__Supplied records__.
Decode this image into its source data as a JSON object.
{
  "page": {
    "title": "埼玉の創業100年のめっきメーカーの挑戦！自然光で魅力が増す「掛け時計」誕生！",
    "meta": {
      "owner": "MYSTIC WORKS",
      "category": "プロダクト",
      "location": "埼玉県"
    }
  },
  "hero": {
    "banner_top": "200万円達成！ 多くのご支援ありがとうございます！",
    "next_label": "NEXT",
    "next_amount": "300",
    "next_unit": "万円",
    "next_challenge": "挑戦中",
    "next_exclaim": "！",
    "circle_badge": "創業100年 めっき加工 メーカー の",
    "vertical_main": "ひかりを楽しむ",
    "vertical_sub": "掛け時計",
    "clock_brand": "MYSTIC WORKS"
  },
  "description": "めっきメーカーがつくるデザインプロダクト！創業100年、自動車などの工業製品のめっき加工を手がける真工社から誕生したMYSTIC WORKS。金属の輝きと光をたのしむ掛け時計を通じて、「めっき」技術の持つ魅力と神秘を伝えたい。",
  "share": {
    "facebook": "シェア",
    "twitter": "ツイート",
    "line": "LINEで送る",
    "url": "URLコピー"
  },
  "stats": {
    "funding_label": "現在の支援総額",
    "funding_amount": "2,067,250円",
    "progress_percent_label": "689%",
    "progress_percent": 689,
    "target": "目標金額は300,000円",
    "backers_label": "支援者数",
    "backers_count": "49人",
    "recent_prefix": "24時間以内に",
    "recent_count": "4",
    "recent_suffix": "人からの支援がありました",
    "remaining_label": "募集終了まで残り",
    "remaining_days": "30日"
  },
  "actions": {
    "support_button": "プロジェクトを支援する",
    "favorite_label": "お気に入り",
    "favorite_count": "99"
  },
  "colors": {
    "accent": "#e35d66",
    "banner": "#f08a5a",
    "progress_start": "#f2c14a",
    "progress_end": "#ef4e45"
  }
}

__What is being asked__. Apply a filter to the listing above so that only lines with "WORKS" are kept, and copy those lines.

__Answer section__.
      "owner": "MYSTIC WORKS",
    "clock_brand": "MYSTIC WORKS"
  "description": "めっきメーカーがつくるデザインプロダクト！創業100年、自動車などの工業製品のめっき加工を手がける真工社から誕生したMYSTIC WORKS。金属の輝きと光をたのしむ掛け時計を通じて、「めっき」技術の持つ魅力と神秘を伝えたい。",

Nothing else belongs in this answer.